The superior System 32 hardware allow for vastly improved graphics, eight selectable cars (a scrapped plan for the original OutRun) and more music tracks (including those featured in the original OutRun game). It was always distributed as a two player deluxe cabinet (hence the "System Multi 32" name), and it is possible to link two cabinets together to create a four-player racing experience. It was the first OutRun game to allow more than one player to compete at once.
Like the original OutRun, the journey in OutRunners contains many forks in the road, leading to one of ten possible endings. Players all begin at the same location, but are given a choice whether they want to take the eastern or the western routes. Some areas are repeated for both sides, though it is impossible to visit the same location twice in one outing.
|C||Atlantic Ocean Underwater Tunnel||Japan||San Francisco||Start||Grand Canyon||Atlantic Ocean Underwater Tunnel||Japan||H|
|Mediterranean Sea||Pacific Ocean Crossway Bridge||South America||Mediterranean Sea|
|D||Spain||Hong Kong||Spain||Hong Kong||I|
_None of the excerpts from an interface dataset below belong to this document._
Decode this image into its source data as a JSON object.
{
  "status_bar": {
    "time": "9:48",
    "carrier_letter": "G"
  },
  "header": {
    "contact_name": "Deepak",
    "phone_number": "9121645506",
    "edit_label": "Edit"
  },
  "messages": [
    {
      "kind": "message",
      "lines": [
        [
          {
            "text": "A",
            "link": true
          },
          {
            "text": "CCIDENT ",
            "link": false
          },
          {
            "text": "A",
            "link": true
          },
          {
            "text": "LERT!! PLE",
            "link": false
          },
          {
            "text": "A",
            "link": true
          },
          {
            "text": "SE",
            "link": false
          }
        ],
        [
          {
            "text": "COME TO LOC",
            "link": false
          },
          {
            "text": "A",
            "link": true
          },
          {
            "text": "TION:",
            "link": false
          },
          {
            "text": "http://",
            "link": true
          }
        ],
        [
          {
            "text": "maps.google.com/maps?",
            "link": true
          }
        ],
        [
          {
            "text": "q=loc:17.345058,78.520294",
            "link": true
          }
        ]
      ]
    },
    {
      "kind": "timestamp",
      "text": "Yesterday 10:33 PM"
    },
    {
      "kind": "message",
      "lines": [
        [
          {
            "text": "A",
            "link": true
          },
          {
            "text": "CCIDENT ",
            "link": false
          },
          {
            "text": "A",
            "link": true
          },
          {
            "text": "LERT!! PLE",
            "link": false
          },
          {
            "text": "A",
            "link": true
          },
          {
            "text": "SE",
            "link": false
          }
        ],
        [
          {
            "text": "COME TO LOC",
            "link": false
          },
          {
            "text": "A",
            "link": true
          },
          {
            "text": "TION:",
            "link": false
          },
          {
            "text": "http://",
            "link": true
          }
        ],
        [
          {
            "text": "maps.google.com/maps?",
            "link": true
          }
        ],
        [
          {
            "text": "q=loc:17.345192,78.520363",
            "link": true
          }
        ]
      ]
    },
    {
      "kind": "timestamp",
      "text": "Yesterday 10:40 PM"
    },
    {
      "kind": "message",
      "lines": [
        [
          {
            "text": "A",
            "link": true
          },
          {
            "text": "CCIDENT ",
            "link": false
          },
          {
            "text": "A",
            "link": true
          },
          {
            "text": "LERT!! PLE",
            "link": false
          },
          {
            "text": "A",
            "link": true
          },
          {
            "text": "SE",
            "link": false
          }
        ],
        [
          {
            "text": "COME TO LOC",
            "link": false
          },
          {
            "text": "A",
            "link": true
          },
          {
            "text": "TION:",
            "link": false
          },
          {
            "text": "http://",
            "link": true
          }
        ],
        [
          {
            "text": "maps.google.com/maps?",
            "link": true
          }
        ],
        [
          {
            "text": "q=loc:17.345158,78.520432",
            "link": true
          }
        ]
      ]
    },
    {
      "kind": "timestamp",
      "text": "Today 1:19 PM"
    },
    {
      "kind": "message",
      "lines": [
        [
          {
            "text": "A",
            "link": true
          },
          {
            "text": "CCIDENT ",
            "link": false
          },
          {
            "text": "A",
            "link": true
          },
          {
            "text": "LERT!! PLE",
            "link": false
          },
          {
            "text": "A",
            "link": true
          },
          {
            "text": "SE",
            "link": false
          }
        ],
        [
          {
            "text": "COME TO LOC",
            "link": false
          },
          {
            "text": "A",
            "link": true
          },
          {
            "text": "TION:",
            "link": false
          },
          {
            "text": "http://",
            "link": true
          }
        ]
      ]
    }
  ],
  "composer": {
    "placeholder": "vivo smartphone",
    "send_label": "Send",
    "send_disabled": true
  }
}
Though it was the most popular game for Sega's Multi 32 hardware, unlike its predecessors OutRunners only received one home console port, to the Sega Mega Drive in 1994. In this port, the screen is split horizontally into two in an attempt to mimic the two screens of the System Multi 32 platform. This, along with the reduced graphics quality and scaled back special effects, meant this version of the game is often the subject to harsh criticism. For some reason, Data East published the game in the US; it was not released in Europe.
There are some slight differences between the Japanese and North American versions. Entering at the title screen of the Japanese Mega Drive version, selecting arcade mode with and then pressing allows the user to play as a secret car, "Virtua Formula", otherwise known as the car from Virtua Racing. This option comes complete with a selection of sound effects and music jingles from the game. Whereas the North American option allows you to input the code (and get a confirmation noise), you cannot drive this car.
- Main article: OutRunners/Comparisons.
- Planner: Makoto Sugawara
- Programmer: Kazunari Tsukamoto, Hidetoshi "Wiz" Takeshita, Yoshimi Aikawa, Kazutomo "Manchi" Sanbongi
- Designer: Masaki Kondoh, Taku Makino, Takahiro Ohtsuka, Kazunori Hidaka, Yuiko Aki, Atsushi Shimamura, Tetsu Nakajima, Akira Watanabe, Toshiyuki Mukaiyama, Katsuhisa Satoh
- Sound Composer: Takayuki Nakamura, Hiroshi Miyauchi, Takenobu Mitsuyoshi
Additionally, the name Miyu Tsukamoto is present in the ROMs.
Mega Drive version
- Main article: OutRunners/Magazine articles.
- Main article: OutRunners/Promotional material.
System 32 version
Mega Drive version
|Sega Retro Average|
| Based on|
|Mega Drive, KR|
- GamePro, "August 1994" (US; 1994-xx-xx), page 46
- Beep! MegaDrive, "June 1994" (JP; 1994-05-07), page 16 (18)
- Sega Saturn Magazine, "September 1995" (JP; 1995-08-08), page 87
- Computer & Video Games, "August 1994" (UK; 1994-07-15), page 97
- Joypad, "Septembre 1994" (FR; 1994-xx-xx), page 38
- Mean Machines Sega, "August 1994" (UK; 1994-06-30), page 64-66 (64)
- Mega, "July 1994" (UK; 1994-06-16), page 47